■ **TASK DATA**
━━━━━━

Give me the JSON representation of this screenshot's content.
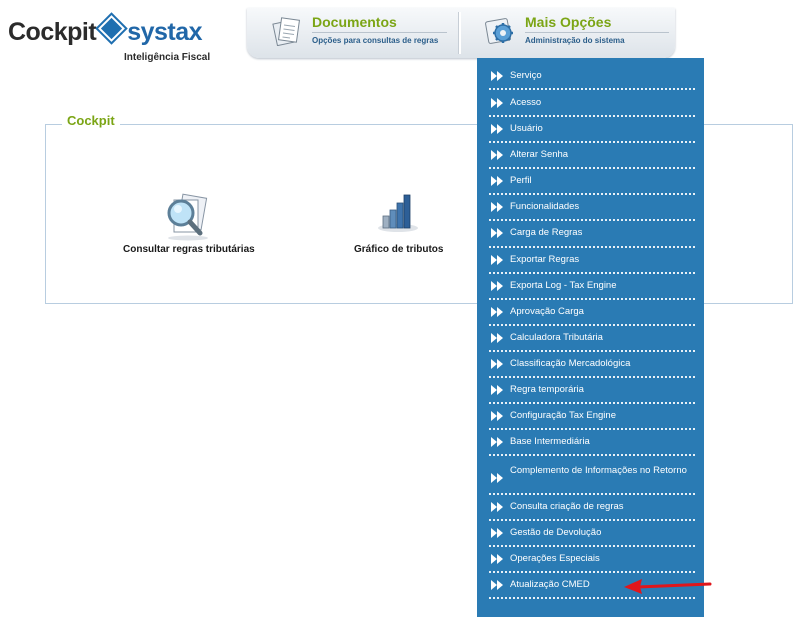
{
  "logo": {
    "cockpit": "Cockpit",
    "brand": "systax",
    "tagline": "Inteligência Fiscal",
    "brand_color": "#2167a8"
  },
  "tabs": [
    {
      "title": "Documentos",
      "subtitle": "Opções para consultas de regras",
      "icon": "documents-icon"
    },
    {
      "title": "Mais Opções",
      "subtitle": "Administração do sistema",
      "icon": "settings-gear-icon"
    }
  ],
  "cockpit": {
    "title": "Cockpit",
    "shortcuts": [
      {
        "label": "Consultar regras tributárias",
        "icon": "magnifier-documents-icon"
      },
      {
        "label": "Gráfico de tributos",
        "icon": "bar-chart-icon"
      }
    ]
  },
  "menu": {
    "background": "#2a7bb4",
    "items": [
      {
        "label": "Serviço"
      },
      {
        "label": "Acesso"
      },
      {
        "label": "Usuário"
      },
      {
        "label": "Alterar Senha"
      },
      {
        "label": "Perfil"
      },
      {
        "label": "Funcionalidades"
      },
      {
        "label": "Carga de Regras"
      },
      {
        "label": "Exportar Regras"
      },
      {
        "label": "Exporta Log - Tax Engine"
      },
      {
        "label": "Aprovação Carga"
      },
      {
        "label": "Calculadora Tributária"
      },
      {
        "label": "Classificação Mercadológica"
      },
      {
        "label": "Regra temporária"
      },
      {
        "label": "Configuração Tax Engine"
      },
      {
        "label": "Base Intermediária"
      },
      {
        "label": "Complemento de Informações no Retorno"
      },
      {
        "label": "Consulta criação de regras"
      },
      {
        "label": "Gestão de Devolução"
      },
      {
        "label": "Operações Especiais"
      },
      {
        "label": "Atualização CMED"
      }
    ]
  },
  "annotation": {
    "color": "#e0161b",
    "icon": "red-arrow-pointer"
  }
}
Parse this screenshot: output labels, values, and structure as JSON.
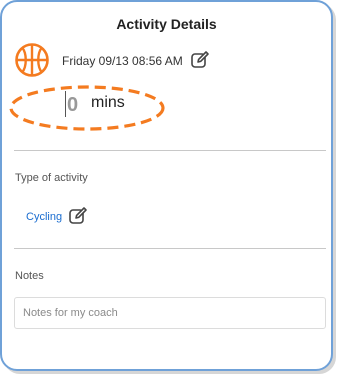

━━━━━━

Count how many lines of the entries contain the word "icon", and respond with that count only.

■ **SOLUTION**
5